In the Pictures at a Theological Exhibition Series I aim to provide brief summaries and reflections on the chapters of Kevin Vanhoozer’s work of the same title. Vanhoozer’s task in this book and my own task with Lead U have a great deal of overlap, so I hope in this series also to help elaborate on the mission of Lead U.
Vanhoozer begins his work with the claim that “theology exists to serve the church” (9). Yet the reality according to Vanhoozer is that many churches don’t want to accept theology’s help, instead treating it like a plague. According to Vanhoozer, “the way forward is to cultivate minds and hearts characterized not only by evangelical fidelity but also by convictional civility, hermeneutical humility and Christian charity” (9). Vanhoozer’s point suggests, all too correctly I’m afraid, that we lack civility in our convictions, we lack humility in our interpretations of Scripture, and we lack Christian charity in our interactions with believers and unbelievers alike.
Vanhoozer asserts that this book is an attempt to “ ‘stand in the breach’ (Ezek 22:30) between theology and the life of the church, theory and practice, knowledge and obedience—not simply to occupy space but to fill it by creating connections” (10). I am supportive of Vanhoozer’s goals in this respect; creating connections, especially between theology and “everyday life,” show that doctrine is part of the drama that we live out daily, not simply some intellectual endeavor for the Academy. I think the ability to connect doctrine to the life of the church is the most vital change that must occur in the next generation of believers. Far too many in the church have eschewed doctrine altogether, thinking it has nothing to do with our day-to-day lives. Many ask, “If I can share the gospel, why does anything else matter?” But almost equally vital is to once again connect the Academy to the Church. As the Academy and the Church go further in different directions, it becomes easier for the Church to think that doctrine is merely an intellectual endeavor. We need pastors who are theologians, theologians who are pastoral, and laypeople who love the Lord their God with all their hearts and with all their minds.
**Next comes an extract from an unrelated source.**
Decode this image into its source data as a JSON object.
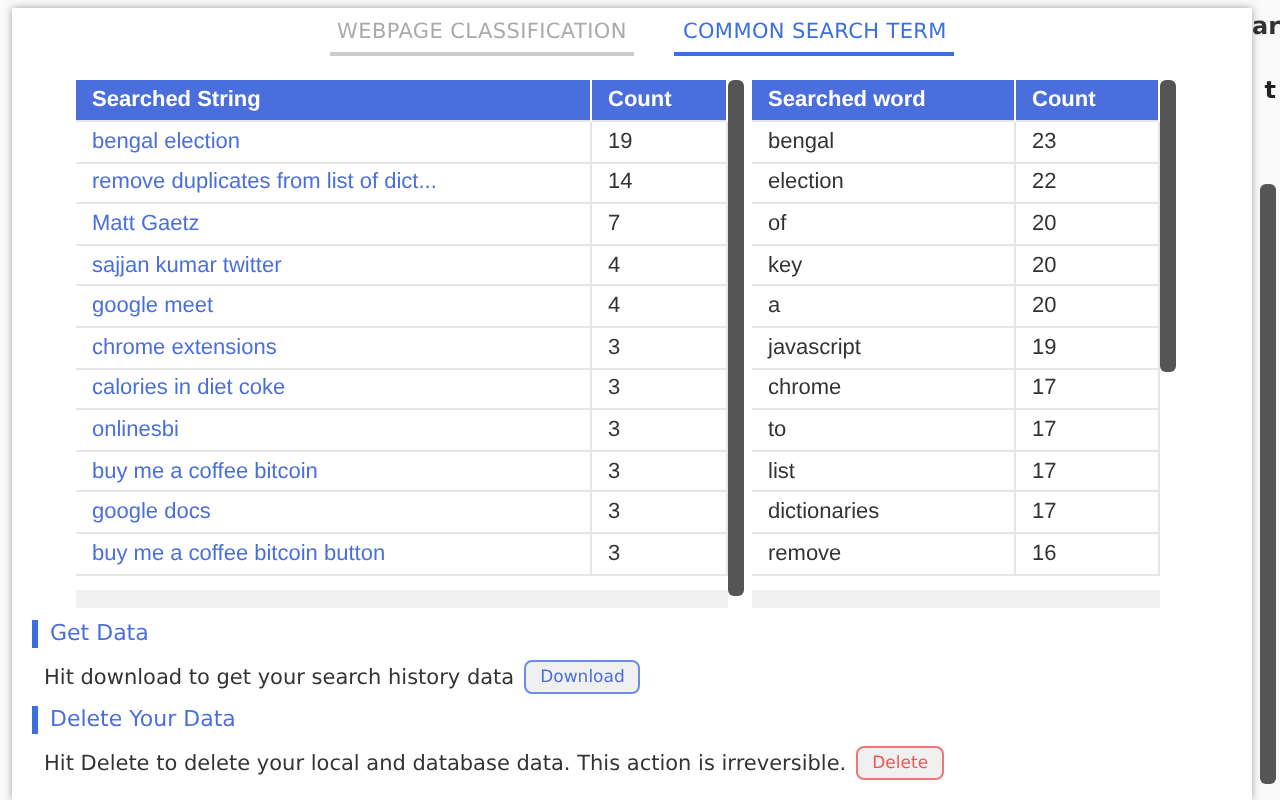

Vanhoozer’s preface, as well as several of his other works (e.g., Drama of Doctrine, Pastor as Public Theologian, Faith Speaking Understanding), suggests that he has the same vision in mind.
Vanhoozer then proposes that his book can be read in three ways. First, the essays are “portraits of the theologian at his ministerial task” (11). These portraits provide a type of “applied systematics” (12). Second, the book is his attempt to “rehabilitate doctrine for the church: a life and research project of theodramatic systematics” (12). Finally, the book serves as a “plea for incorporating the imagination into the work of theology as sapiential systematics” (12).
The key to accomplishing these three purposes lies in the evangelical imagination. Vanhoozer writes: “Doctrine is vital for the church’s health (salus) precisely because the understanding that faith gets from doctrine is eminently practical. In particular, I argue that we need to recover a biblically rooted, theologically formed imagination for the sake of the church’s worship, witness and wisdom” (12). Vanhoozer continues: “The point is to get doctrine into the lives of people, individuals and communities, and onto the field of contemporary culture, not least by waking the sleeping giant, the evangelical imagination, thereby giving long-dormant church bodies the Word-and-Spirit kiss of life” (13).
I am particularly thankful for Vanhoozer’s emphasis here on the evangelical imagination. I agree that the imagination must be cultivated if we are to bridge the gap between the head and the heart, whichever direction each one of us needs to move in order to find balance. Moreover, to take the truths of Scripture and apply them faithfully in our present context will require not a propensity for following detailed directions, but rather imaginatively creating outside the box. To use an analogy, we are not doing a Paint By Numbers, but rather a street artist caricature that requires spontaneity, observation, and imagination, but yet is still faithful to the “original” (i.e., the meaning of the text of Scripture).